The End of a Job as We Know It | BUSINESS and more |

The concept of a job, as we know it, is starting to go away.


Over the last year I've been speaking with many corporate business and HR leaders and have heard a common theme:we need our organizations to be more agile. We need to redesign the organization so we can learn faster, communicate better, and respond more rapidly to change. This quest for the agile organization has changed the nature of what we call a job.

Martin Gysler's insight:

I think the time has come to change something in our world and how companies manage their staff.


These Five Ways High-Performing Organizations Manage People looks good:


- They reward results and expertise, not position.

- They break down functional silos and facilitate work across business functions.

- They reward continuous learning and “learning agility.”

- They hire for values, innate skills, and fit, not for experience.

- They encourage and promote horizontal mobility.


What is your opinion?

Martin Gysler's comment, January 16, 2013 4:36 AM
Yes David, a long time ago that things have changed ... finally happily. I think you gave good advice to your children, who will always be on the safe side if they focus on life and relationships.
Martin Gysler's comment, January 16, 2013 4:43 AM
@ Don - I read an article last week on the same subject and I think you say right that deep skills are (or should be) the currency of the job. More and more companies have understood this reality today.
Martin Gysler's comment, January 16, 2013 4:54 AM
@Trumans - Yes, I totally agree with you. Relationships and our network is more important than ever.

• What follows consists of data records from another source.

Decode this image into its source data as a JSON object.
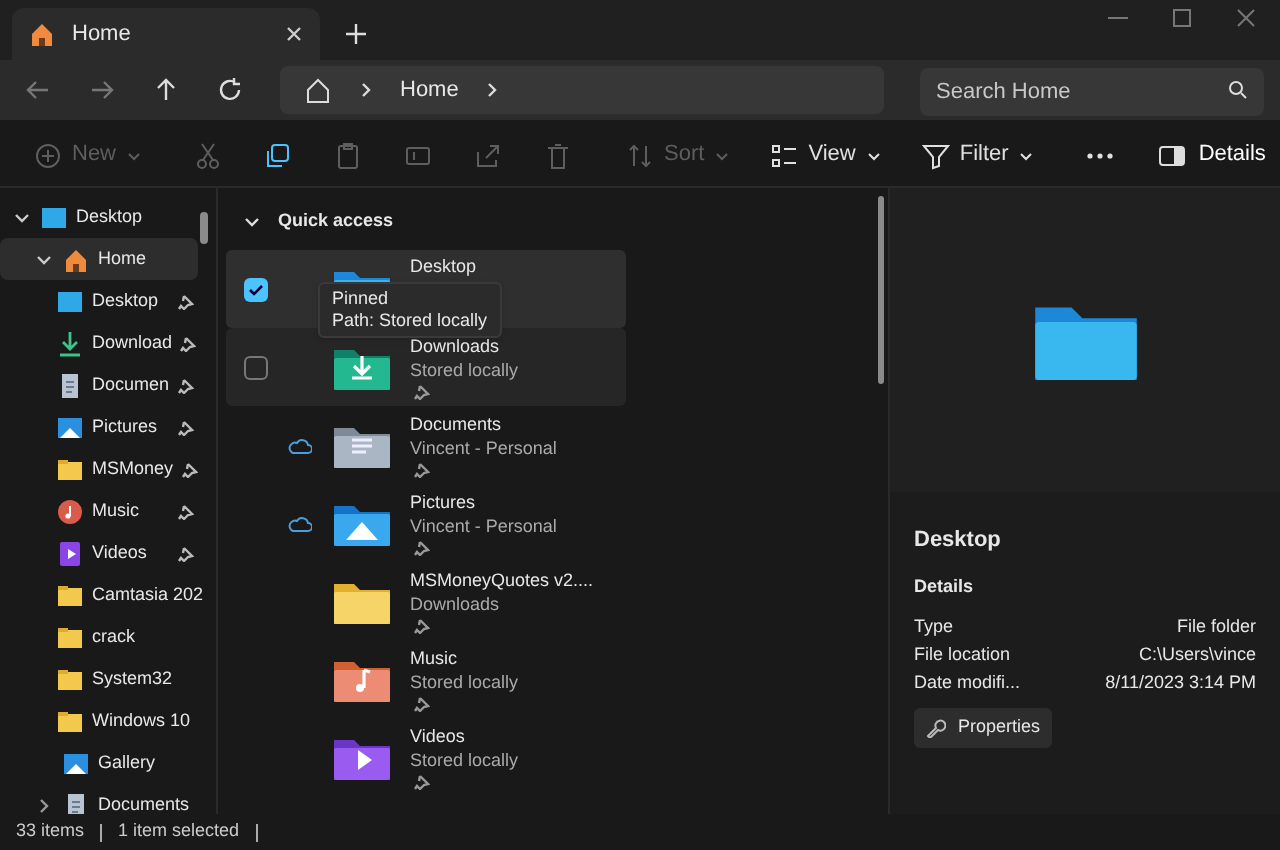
{
  "tab": {
    "title": "Home"
  },
  "address": {
    "crumbs": [
      "Home"
    ],
    "search_placeholder": "Search Home"
  },
  "toolbar": [
    {
      "kind": "new",
      "label": "New",
      "disabled": true
    },
    {
      "kind": "cut",
      "disabled": true
    },
    {
      "kind": "copy",
      "disabled": false
    },
    {
      "kind": "paste",
      "disabled": true
    },
    {
      "kind": "rename",
      "disabled": true
    },
    {
      "kind": "share",
      "disabled": true
    },
    {
      "kind": "delete",
      "disabled": true
    },
    {
      "kind": "sort",
      "label": "Sort",
      "disabled": true
    },
    {
      "kind": "view",
      "label": "View",
      "disabled": false
    },
    {
      "kind": "filter",
      "label": "Filter",
      "disabled": false
    },
    {
      "kind": "more",
      "disabled": false
    }
  ],
  "details_button": {
    "label": "Details",
    "selected": true
  },
  "sidebar": [
    {
      "label": "Desktop",
      "kind": "desktop",
      "expanded": true,
      "selected": false,
      "children": [
        {
          "label": "Home",
          "kind": "home",
          "expanded": true,
          "selected": true,
          "children": [
            {
              "label": "Desktop",
              "kind": "desktop",
              "pinned": true
            },
            {
              "label": "Download",
              "kind": "download",
              "pinned": true
            },
            {
              "label": "Documen",
              "kind": "document",
              "pinned": true
            },
            {
              "label": "Pictures",
              "kind": "pictures",
              "pinned": true
            },
            {
              "label": "MSMoney",
              "kind": "folder",
              "pinned": true
            },
            {
              "label": "Music",
              "kind": "music",
              "pinned": true
            },
            {
              "label": "Videos",
              "kind": "videos",
              "pinned": true
            },
            {
              "label": "Camtasia 202",
              "kind": "folder"
            },
            {
              "label": "crack",
              "kind": "folder"
            },
            {
              "label": "System32",
              "kind": "folder"
            },
            {
              "label": "Windows 10",
              "kind": "folder"
            }
          ]
        },
        {
          "label": "Gallery",
          "kind": "pictures",
          "selected": false
        },
        {
          "label": "Documents",
          "kind": "document",
          "expanded": false,
          "selected": false
        }
      ]
    }
  ],
  "section": {
    "title": "Quick access",
    "expanded": true
  },
  "items": [
    {
      "name": "Desktop",
      "kind": "desktop",
      "selected": true
    },
    {
      "name": "Downloads",
      "subtitle": "Stored locally",
      "kind": "download",
      "selected": false,
      "hover": true,
      "pinned": true
    },
    {
      "name": "Documents",
      "subtitle": "Vincent - Personal",
      "kind": "document",
      "selected": false,
      "cloud": true,
      "pinned": true
    },
    {
      "name": "Pictures",
      "subtitle": "Vincent - Personal",
      "kind": "pictures",
      "selected": false,
      "cloud": true,
      "pinned": true
    },
    {
      "name": "MSMoneyQuotes v2....",
      "subtitle": "Downloads",
      "kind": "folder",
      "selected": false,
      "pinned": true
    },
    {
      "name": "Music",
      "subtitle": "Stored locally",
      "kind": "music",
      "selected": false,
      "pinned": true
    },
    {
      "name": "Videos",
      "subtitle": "Stored locally",
      "kind": "videos",
      "selected": false,
      "pinned": true
    }
  ],
  "tooltip": {
    "lines": [
      "Pinned",
      "Path: Stored locally"
    ]
  },
  "details": {
    "name": "Desktop",
    "heading": "Details",
    "rows": [
      {
        "label": "Type",
        "value": "File folder"
      },
      {
        "label": "File location",
        "value": "C:\\Users\\vince"
      },
      {
        "label": "Date modifi...",
        "value": "8/11/2023 3:14 PM"
      }
    ],
    "button": "Properties"
  },
  "status_bar": [
    "33 items",
    "1 item selected"
  ]
}
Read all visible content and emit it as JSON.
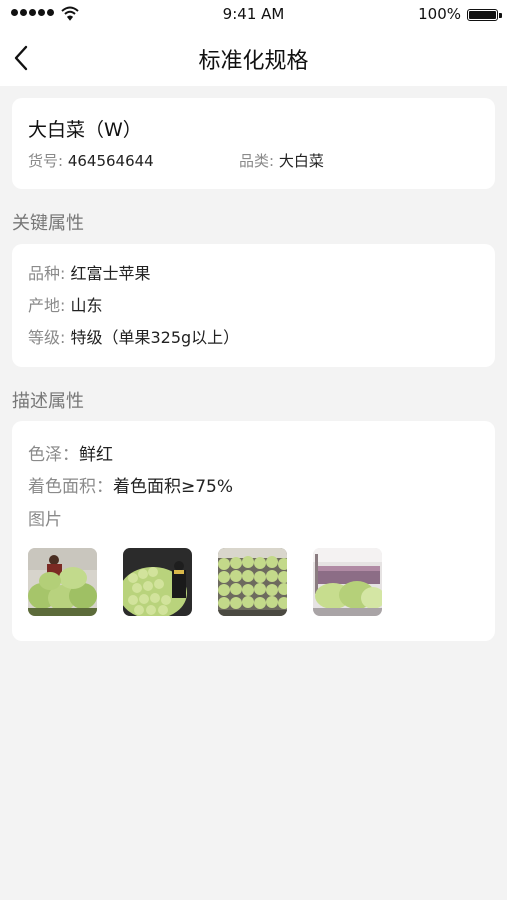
{
  "status_bar": {
    "time": "9:41 AM",
    "battery": "100%"
  },
  "nav": {
    "title": "标准化规格",
    "back_icon": "chevron-left-icon"
  },
  "product": {
    "name": "大白菜（W）",
    "sku_label": "货号: ",
    "sku_value": "464564644",
    "category_label": "品类: ",
    "category_value": "大白菜"
  },
  "key_attributes": {
    "title": "关键属性",
    "items": [
      {
        "label": "品种: ",
        "value": "红富士苹果"
      },
      {
        "label": "产地: ",
        "value": "山东"
      },
      {
        "label": "等级: ",
        "value": "特级（单果325g以上）"
      }
    ]
  },
  "desc_attributes": {
    "title": "描述属性",
    "items": [
      {
        "label": "色泽：",
        "value": "鲜红"
      },
      {
        "label": "着色面积：",
        "value": "着色面积≥75%"
      }
    ],
    "images_label": "图片"
  }
}
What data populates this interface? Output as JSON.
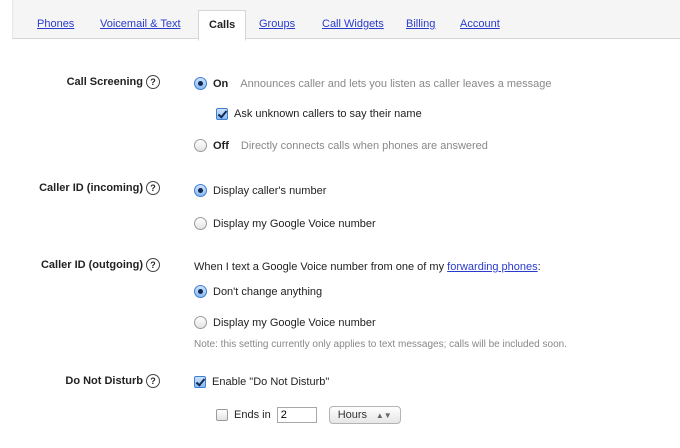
{
  "tabs": [
    {
      "label": "Phones",
      "active": false
    },
    {
      "label": "Voicemail & Text",
      "active": false
    },
    {
      "label": "Calls",
      "active": true
    },
    {
      "label": "Groups",
      "active": false
    },
    {
      "label": "Call Widgets",
      "active": false
    },
    {
      "label": "Billing",
      "active": false
    },
    {
      "label": "Account",
      "active": false
    }
  ],
  "help_glyph": "?",
  "call_screening": {
    "label": "Call Screening",
    "on_label": "On",
    "on_desc": "Announces caller and lets you listen as caller leaves a message",
    "ask_name_label": "Ask unknown callers to say their name",
    "ask_name_checked": true,
    "off_label": "Off",
    "off_desc": "Directly connects calls when phones are answered",
    "selected": "On"
  },
  "caller_id_incoming": {
    "label": "Caller ID (incoming)",
    "options": [
      "Display caller's number",
      "Display my Google Voice number"
    ],
    "selected": "Display caller's number"
  },
  "caller_id_outgoing": {
    "label": "Caller ID (outgoing)",
    "intro_text": "When I text a Google Voice number from one of my",
    "intro_link": "forwarding phones",
    "intro_suffix": ":",
    "options": [
      "Don't change anything",
      "Display my Google Voice number"
    ],
    "selected": "Don't change anything",
    "note": "Note: this setting currently only applies to text messages; calls will be included soon."
  },
  "do_not_disturb": {
    "label": "Do Not Disturb",
    "enable_label": "Enable \"Do Not Disturb\"",
    "enable_checked": true,
    "ends_in_label": "Ends in",
    "ends_in_checked": false,
    "ends_in_value": "2",
    "unit_value": "Hours",
    "unit_arrows": "▲▼"
  }
}
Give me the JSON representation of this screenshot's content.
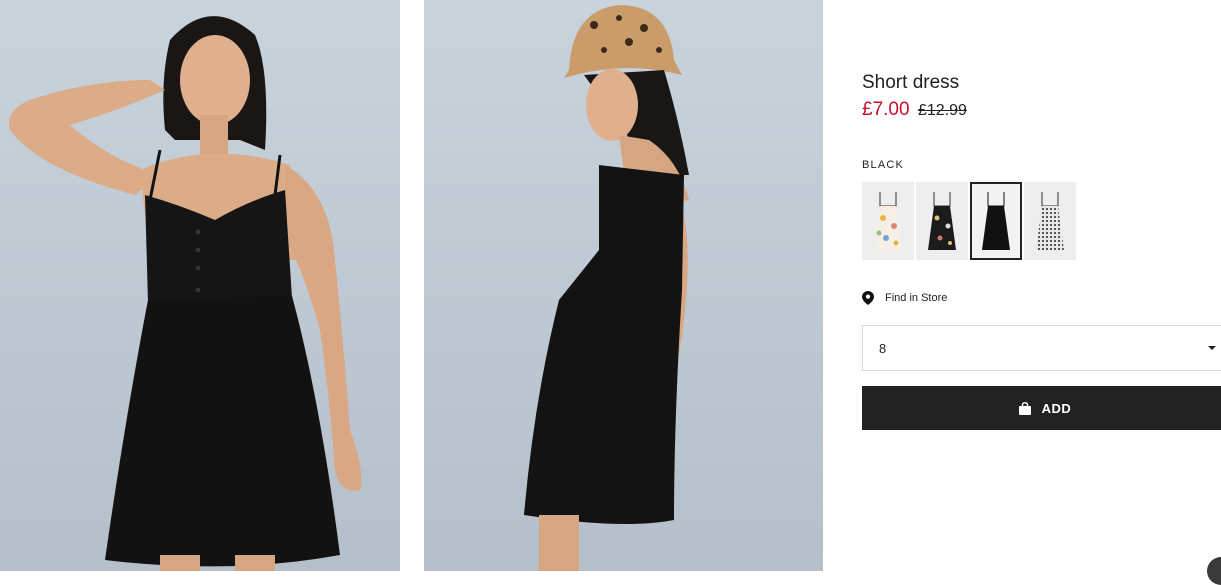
{
  "product": {
    "title": "Short dress",
    "price_sale": "£7.00",
    "price_original": "£12.99",
    "color_name": "BLACK"
  },
  "swatches": [
    {
      "name": "floral-white",
      "selected": false
    },
    {
      "name": "floral-black",
      "selected": false
    },
    {
      "name": "black",
      "selected": true
    },
    {
      "name": "gingham",
      "selected": false
    }
  ],
  "find_in_store": {
    "label": "Find in Store",
    "icon": "location-pin-icon"
  },
  "size_select": {
    "value": "8",
    "icon": "caret-down-icon"
  },
  "add_button": {
    "label": "ADD",
    "icon": "shopping-bag-icon"
  },
  "colors": {
    "sale": "#c8102e",
    "button": "#222222",
    "border": "#d8d8d8"
  }
}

It is sometimes simply complicated, for me, to set a limit ... :-). Your training seems to be great, if you can put together five acronyms and if those who follow the training understands the strong message sent.